> _WORK TO COMPLETE_
Reply with nothing but how many lines in the entries below include "sicurezza".

> _AVAILABLE DATA_
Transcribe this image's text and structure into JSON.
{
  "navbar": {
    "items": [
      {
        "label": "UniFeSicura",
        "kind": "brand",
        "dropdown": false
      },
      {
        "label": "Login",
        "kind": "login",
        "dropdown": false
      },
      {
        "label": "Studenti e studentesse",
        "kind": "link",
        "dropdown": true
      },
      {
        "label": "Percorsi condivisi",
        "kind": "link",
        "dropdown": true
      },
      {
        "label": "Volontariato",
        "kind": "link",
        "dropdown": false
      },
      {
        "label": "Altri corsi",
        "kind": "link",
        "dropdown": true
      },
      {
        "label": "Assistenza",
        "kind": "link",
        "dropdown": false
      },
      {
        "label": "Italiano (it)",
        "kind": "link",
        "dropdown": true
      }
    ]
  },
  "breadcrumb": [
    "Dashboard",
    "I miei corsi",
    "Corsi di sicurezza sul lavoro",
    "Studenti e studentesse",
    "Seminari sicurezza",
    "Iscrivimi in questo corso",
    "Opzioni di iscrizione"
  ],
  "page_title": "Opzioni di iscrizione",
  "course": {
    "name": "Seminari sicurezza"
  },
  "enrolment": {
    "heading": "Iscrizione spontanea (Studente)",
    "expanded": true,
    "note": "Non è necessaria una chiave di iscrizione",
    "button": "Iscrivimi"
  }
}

> _EXERCISE RESULT_
3